▸ **Records for the task**
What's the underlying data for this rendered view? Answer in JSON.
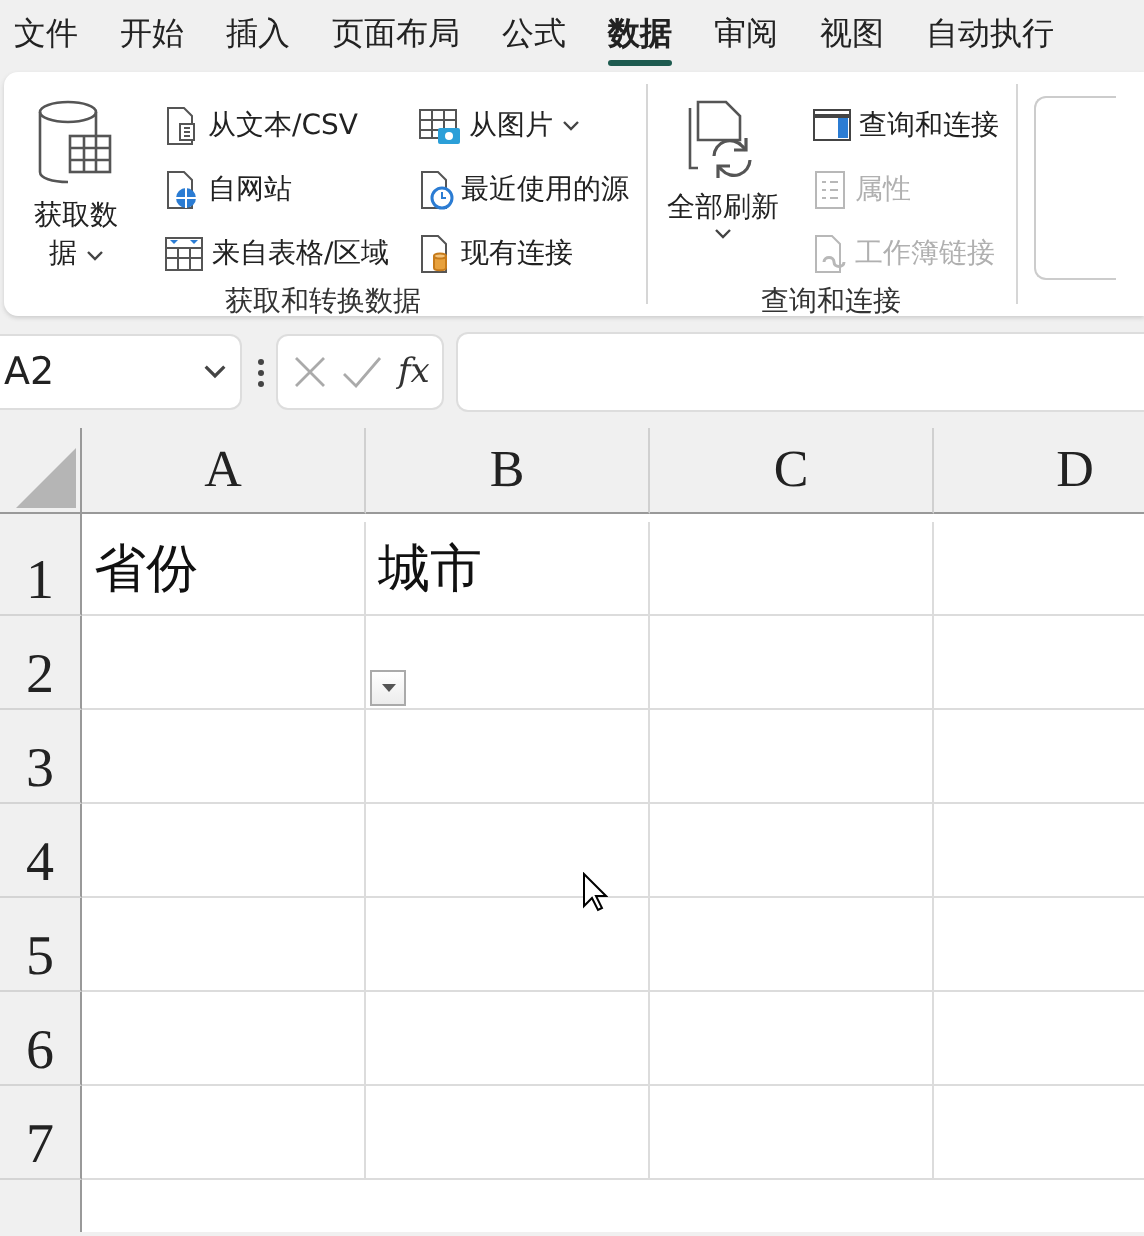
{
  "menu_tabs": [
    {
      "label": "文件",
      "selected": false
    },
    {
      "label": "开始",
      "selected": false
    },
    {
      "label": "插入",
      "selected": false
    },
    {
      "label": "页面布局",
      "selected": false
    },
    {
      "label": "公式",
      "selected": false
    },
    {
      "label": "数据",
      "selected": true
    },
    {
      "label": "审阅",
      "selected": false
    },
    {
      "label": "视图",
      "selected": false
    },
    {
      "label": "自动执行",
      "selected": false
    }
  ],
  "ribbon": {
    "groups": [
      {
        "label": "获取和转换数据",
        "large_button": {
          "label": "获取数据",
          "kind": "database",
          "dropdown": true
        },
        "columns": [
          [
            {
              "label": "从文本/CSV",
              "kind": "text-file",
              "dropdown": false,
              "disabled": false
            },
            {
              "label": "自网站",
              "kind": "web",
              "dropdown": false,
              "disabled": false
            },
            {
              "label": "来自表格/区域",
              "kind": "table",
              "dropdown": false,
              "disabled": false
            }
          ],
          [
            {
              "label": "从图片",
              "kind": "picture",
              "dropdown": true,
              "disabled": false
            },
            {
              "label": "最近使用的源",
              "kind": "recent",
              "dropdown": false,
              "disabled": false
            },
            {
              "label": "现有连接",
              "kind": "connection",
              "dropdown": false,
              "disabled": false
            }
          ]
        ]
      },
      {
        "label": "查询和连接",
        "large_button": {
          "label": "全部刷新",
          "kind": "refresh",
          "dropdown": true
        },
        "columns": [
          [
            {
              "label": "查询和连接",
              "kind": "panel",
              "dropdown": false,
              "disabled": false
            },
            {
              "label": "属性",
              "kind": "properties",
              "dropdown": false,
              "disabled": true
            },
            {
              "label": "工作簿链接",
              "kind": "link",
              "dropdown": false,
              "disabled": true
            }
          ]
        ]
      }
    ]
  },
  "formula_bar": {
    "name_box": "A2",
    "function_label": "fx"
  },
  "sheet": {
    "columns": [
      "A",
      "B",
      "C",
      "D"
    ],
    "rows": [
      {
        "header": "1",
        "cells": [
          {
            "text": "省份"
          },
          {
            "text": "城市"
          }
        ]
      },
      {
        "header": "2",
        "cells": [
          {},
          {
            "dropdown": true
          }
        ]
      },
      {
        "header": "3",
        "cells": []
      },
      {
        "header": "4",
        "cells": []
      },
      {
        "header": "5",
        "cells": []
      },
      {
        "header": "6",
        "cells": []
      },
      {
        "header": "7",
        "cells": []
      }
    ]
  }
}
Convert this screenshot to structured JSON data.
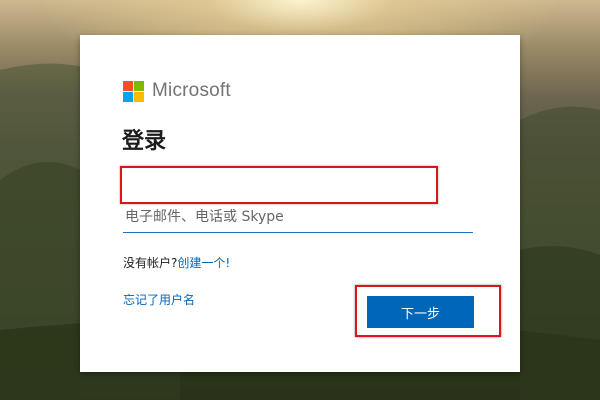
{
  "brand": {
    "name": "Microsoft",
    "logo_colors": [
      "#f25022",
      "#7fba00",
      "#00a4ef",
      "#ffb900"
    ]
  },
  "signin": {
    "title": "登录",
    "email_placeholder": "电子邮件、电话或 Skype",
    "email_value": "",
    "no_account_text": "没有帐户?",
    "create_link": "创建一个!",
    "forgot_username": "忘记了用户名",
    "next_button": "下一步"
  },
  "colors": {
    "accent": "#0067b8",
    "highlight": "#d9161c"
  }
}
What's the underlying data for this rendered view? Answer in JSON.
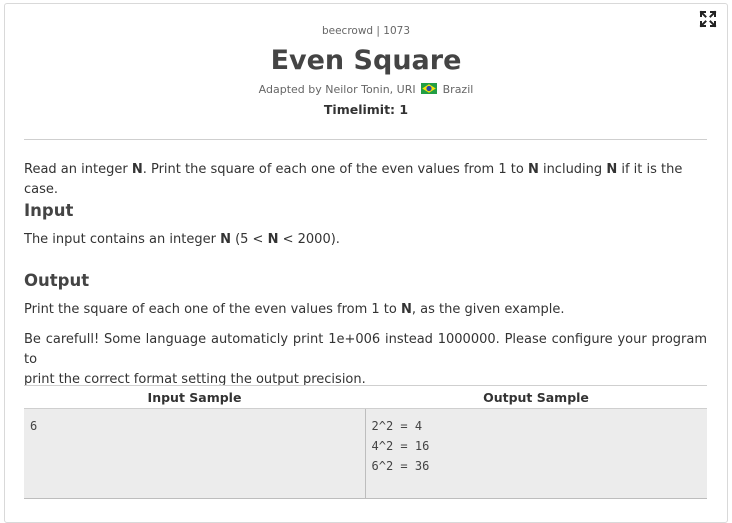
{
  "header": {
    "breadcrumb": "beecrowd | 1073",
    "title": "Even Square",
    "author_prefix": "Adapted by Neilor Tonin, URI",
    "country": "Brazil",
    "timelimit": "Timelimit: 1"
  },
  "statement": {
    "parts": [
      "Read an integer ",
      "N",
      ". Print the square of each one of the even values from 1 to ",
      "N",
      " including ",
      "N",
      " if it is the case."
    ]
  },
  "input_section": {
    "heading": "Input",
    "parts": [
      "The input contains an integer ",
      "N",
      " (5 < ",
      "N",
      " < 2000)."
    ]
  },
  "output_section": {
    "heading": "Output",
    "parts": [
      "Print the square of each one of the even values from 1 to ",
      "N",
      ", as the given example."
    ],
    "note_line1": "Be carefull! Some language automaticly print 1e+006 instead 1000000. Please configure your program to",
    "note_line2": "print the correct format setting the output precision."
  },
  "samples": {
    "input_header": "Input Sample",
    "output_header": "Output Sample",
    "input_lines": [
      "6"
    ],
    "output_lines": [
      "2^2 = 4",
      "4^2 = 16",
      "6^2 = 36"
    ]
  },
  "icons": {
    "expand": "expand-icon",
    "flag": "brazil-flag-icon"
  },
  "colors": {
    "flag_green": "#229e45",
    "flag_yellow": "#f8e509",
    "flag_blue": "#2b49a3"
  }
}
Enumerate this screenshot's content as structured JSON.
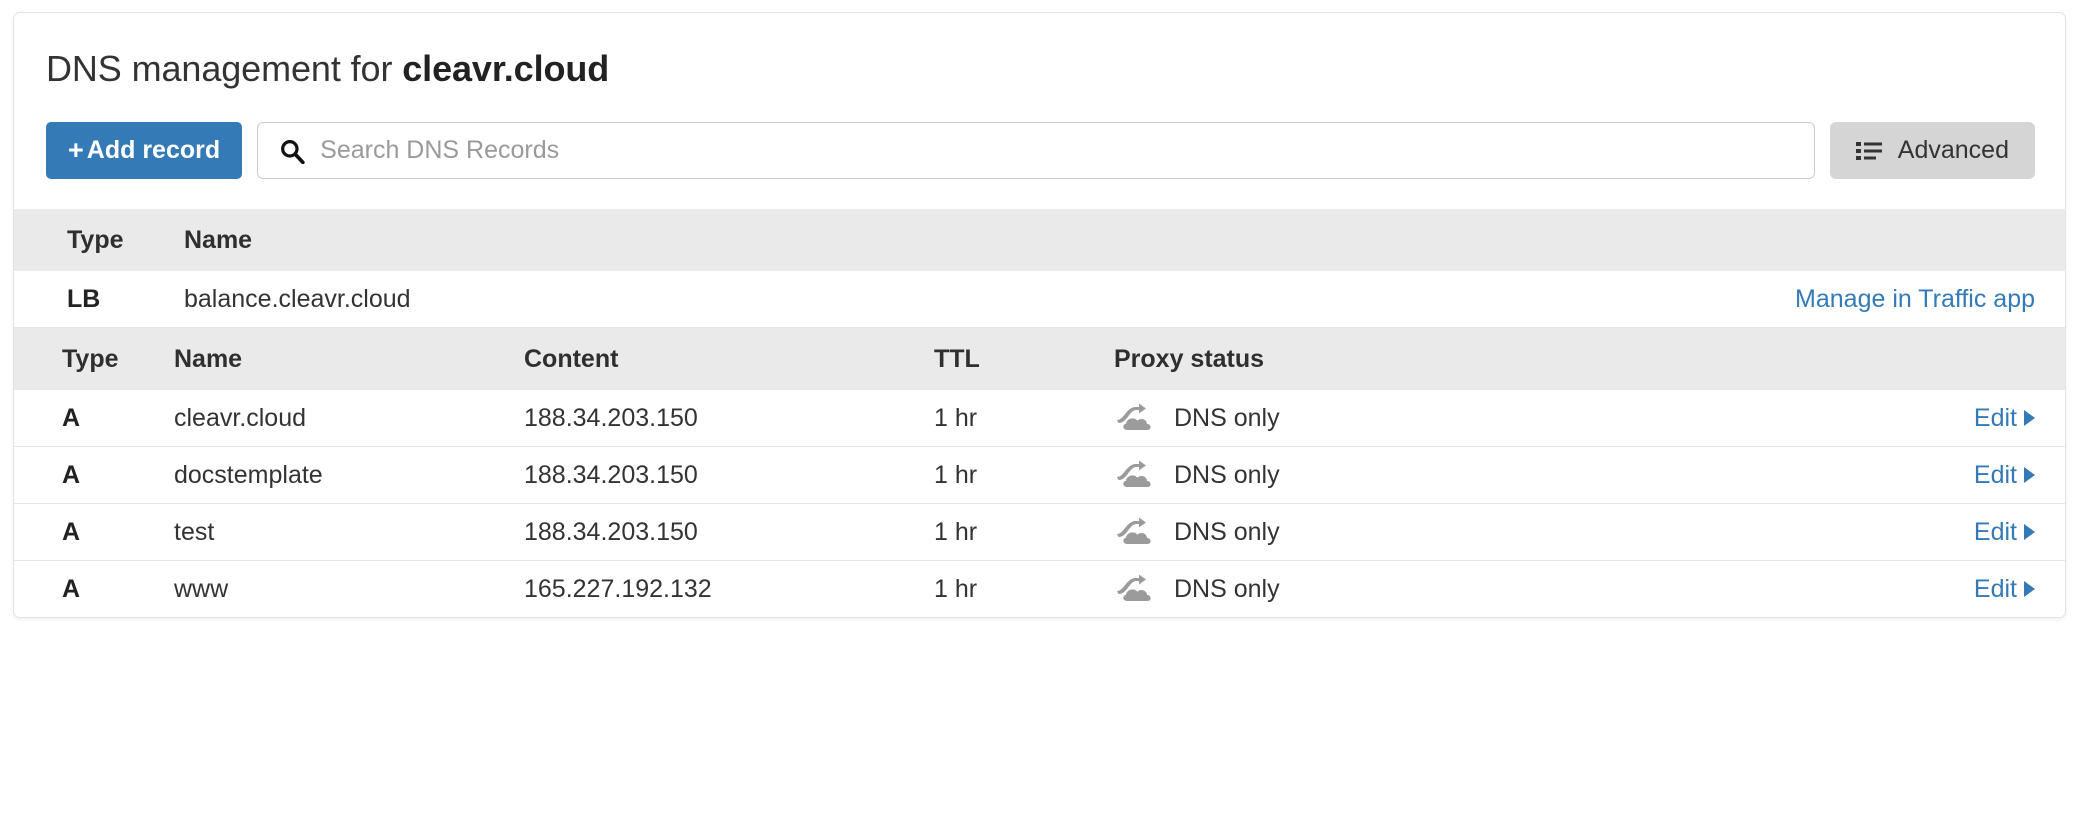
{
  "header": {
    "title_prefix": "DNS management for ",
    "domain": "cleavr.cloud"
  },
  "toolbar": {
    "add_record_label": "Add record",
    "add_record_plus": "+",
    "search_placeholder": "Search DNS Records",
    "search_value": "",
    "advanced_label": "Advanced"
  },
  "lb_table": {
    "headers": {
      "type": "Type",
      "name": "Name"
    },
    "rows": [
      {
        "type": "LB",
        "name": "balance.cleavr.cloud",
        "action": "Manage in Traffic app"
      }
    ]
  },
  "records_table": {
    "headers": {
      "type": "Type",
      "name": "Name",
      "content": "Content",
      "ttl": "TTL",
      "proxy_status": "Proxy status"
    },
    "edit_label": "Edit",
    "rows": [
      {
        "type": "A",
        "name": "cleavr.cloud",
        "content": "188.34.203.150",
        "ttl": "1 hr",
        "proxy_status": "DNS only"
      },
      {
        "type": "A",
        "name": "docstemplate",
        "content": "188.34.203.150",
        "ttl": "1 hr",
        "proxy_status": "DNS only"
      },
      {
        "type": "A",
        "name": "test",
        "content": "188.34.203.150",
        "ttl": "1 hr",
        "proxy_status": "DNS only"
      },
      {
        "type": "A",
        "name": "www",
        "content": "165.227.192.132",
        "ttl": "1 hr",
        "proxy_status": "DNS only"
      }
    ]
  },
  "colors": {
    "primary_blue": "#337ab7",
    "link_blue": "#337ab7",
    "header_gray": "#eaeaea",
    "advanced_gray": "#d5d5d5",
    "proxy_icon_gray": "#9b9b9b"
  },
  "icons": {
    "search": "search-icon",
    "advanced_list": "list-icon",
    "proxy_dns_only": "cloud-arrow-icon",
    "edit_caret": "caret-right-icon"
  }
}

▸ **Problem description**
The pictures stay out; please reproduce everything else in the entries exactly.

▸ **Task response**
What's the underlying data for this rendered view? Answer in JSON.
{
  "menu_tabs": [
    {
      "label": "文件",
      "selected": false
    },
    {
      "label": "开始",
      "selected": false
    },
    {
      "label": "插入",
      "selected": false
    },
    {
      "label": "页面布局",
      "selected": false
    },
    {
      "label": "公式",
      "selected": false
    },
    {
      "label": "数据",
      "selected": true
    },
    {
      "label": "审阅",
      "selected": false
    },
    {
      "label": "视图",
      "selected": false
    },
    {
      "label": "自动执行",
      "selected": false
    }
  ],
  "ribbon": {
    "groups": [
      {
        "label": "获取和转换数据",
        "large_button": {
          "label": "获取数据",
          "kind": "database",
          "dropdown": true
        },
        "columns": [
          [
            {
              "label": "从文本/CSV",
              "kind": "text-file",
              "dropdown": false,
              "disabled": false
            },
            {
              "label": "自网站",
              "kind": "web",
              "dropdown": false,
              "disabled": false
            },
            {
              "label": "来自表格/区域",
              "kind": "table",
              "dropdown": false,
              "disabled": false
            }
          ],
          [
            {
              "label": "从图片",
              "kind": "picture",
              "dropdown": true,
              "disabled": false
            },
            {
              "label": "最近使用的源",
              "kind": "recent",
              "dropdown": false,
              "disabled": false
            },
            {
              "label": "现有连接",
              "kind": "connection",
              "dropdown": false,
              "disabled": false
            }
          ]
        ]
      },
      {
        "label": "查询和连接",
        "large_button": {
          "label": "全部刷新",
          "kind": "refresh",
          "dropdown": true
        },
        "columns": [
          [
            {
              "label": "查询和连接",
              "kind": "panel",
              "dropdown": false,
              "disabled": false
            },
            {
              "label": "属性",
              "kind": "properties",
              "dropdown": false,
              "disabled": true
            },
            {
              "label": "工作簿链接",
              "kind": "link",
              "dropdown": false,
              "disabled": true
            }
          ]
        ]
      }
    ]
  },
  "formula_bar": {
    "name_box": "A2",
    "function_label": "fx"
  },
  "sheet": {
    "columns": [
      "A",
      "B",
      "C",
      "D"
    ],
    "rows": [
      {
        "header": "1",
        "cells": [
          {
            "text": "省份"
          },
          {
            "text": "城市"
          }
        ]
      },
      {
        "header": "2",
        "cells": [
          {},
          {
            "dropdown": true
          }
        ]
      },
      {
        "header": "3",
        "cells": []
      },
      {
        "header": "4",
        "cells": []
      },
      {
        "header": "5",
        "cells": []
      },
      {
        "header": "6",
        "cells": []
      },
      {
        "header": "7",
        "cells": []
      }
    ]
  }
}
Convert this screenshot to structured JSON data.
{
  "brand": {
    "name": "Microsoft",
    "logo_colors": [
      "#f25022",
      "#7fba00",
      "#00a4ef",
      "#ffb900"
    ]
  },
  "signin": {
    "title": "登录",
    "email_placeholder": "电子邮件、电话或 Skype",
    "email_value": "",
    "no_account_text": "没有帐户?",
    "create_link": "创建一个!",
    "forgot_username": "忘记了用户名",
    "next_button": "下一步"
  },
  "colors": {
    "accent": "#0067b8",
    "highlight": "#d9161c"
  }
}
What's the underlying data for this rendered view? Answer in JSON.
{
  "header": {
    "breadcrumb": "beecrowd | 1073",
    "title": "Even Square",
    "author_prefix": "Adapted by Neilor Tonin, URI",
    "country": "Brazil",
    "timelimit": "Timelimit: 1"
  },
  "statement": {
    "parts": [
      "Read an integer ",
      "N",
      ". Print the square of each one of the even values from 1 to ",
      "N",
      " including ",
      "N",
      " if it is the case."
    ]
  },
  "input_section": {
    "heading": "Input",
    "parts": [
      "The input contains an integer ",
      "N",
      " (5 < ",
      "N",
      " < 2000)."
    ]
  },
  "output_section": {
    "heading": "Output",
    "parts": [
      "Print the square of each one of the even values from 1 to ",
      "N",
      ", as the given example."
    ],
    "note_line1": "Be carefull! Some language automaticly print 1e+006 instead 1000000. Please configure your program to",
    "note_line2": "print the correct format setting the output precision."
  },
  "samples": {
    "input_header": "Input Sample",
    "output_header": "Output Sample",
    "input_lines": [
      "6"
    ],
    "output_lines": [
      "2^2 = 4",
      "4^2 = 16",
      "6^2 = 36"
    ]
  },
  "icons": {
    "expand": "expand-icon",
    "flag": "brazil-flag-icon"
  },
  "colors": {
    "flag_green": "#229e45",
    "flag_yellow": "#f8e509",
    "flag_blue": "#2b49a3"
  }
}
Enumerate this screenshot's content as structured JSON.
{
  "header": {
    "title_prefix": "DNS management for ",
    "domain": "cleavr.cloud"
  },
  "toolbar": {
    "add_record_label": "Add record",
    "add_record_plus": "+",
    "search_placeholder": "Search DNS Records",
    "search_value": "",
    "advanced_label": "Advanced"
  },
  "lb_table": {
    "headers": {
      "type": "Type",
      "name": "Name"
    },
    "rows": [
      {
        "type": "LB",
        "name": "balance.cleavr.cloud",
        "action": "Manage in Traffic app"
      }
    ]
  },
  "records_table": {
    "headers": {
      "type": "Type",
      "name": "Name",
      "content": "Content",
      "ttl": "TTL",
      "proxy_status": "Proxy status"
    },
    "edit_label": "Edit",
    "rows": [
      {
        "type": "A",
        "name": "cleavr.cloud",
        "content": "188.34.203.150",
        "ttl": "1 hr",
        "proxy_status": "DNS only"
      },
      {
        "type": "A",
        "name": "docstemplate",
        "content": "188.34.203.150",
        "ttl": "1 hr",
        "proxy_status": "DNS only"
      },
      {
        "type": "A",
        "name": "test",
        "content": "188.34.203.150",
        "ttl": "1 hr",
        "proxy_status": "DNS only"
      },
      {
        "type": "A",
        "name": "www",
        "content": "165.227.192.132",
        "ttl": "1 hr",
        "proxy_status": "DNS only"
      }
    ]
  },
  "colors": {
    "primary_blue": "#337ab7",
    "link_blue": "#337ab7",
    "header_gray": "#eaeaea",
    "advanced_gray": "#d5d5d5",
    "proxy_icon_gray": "#9b9b9b"
  },
  "icons": {
    "search": "search-icon",
    "advanced_list": "list-icon",
    "proxy_dns_only": "cloud-arrow-icon",
    "edit_caret": "caret-right-icon"
  }
}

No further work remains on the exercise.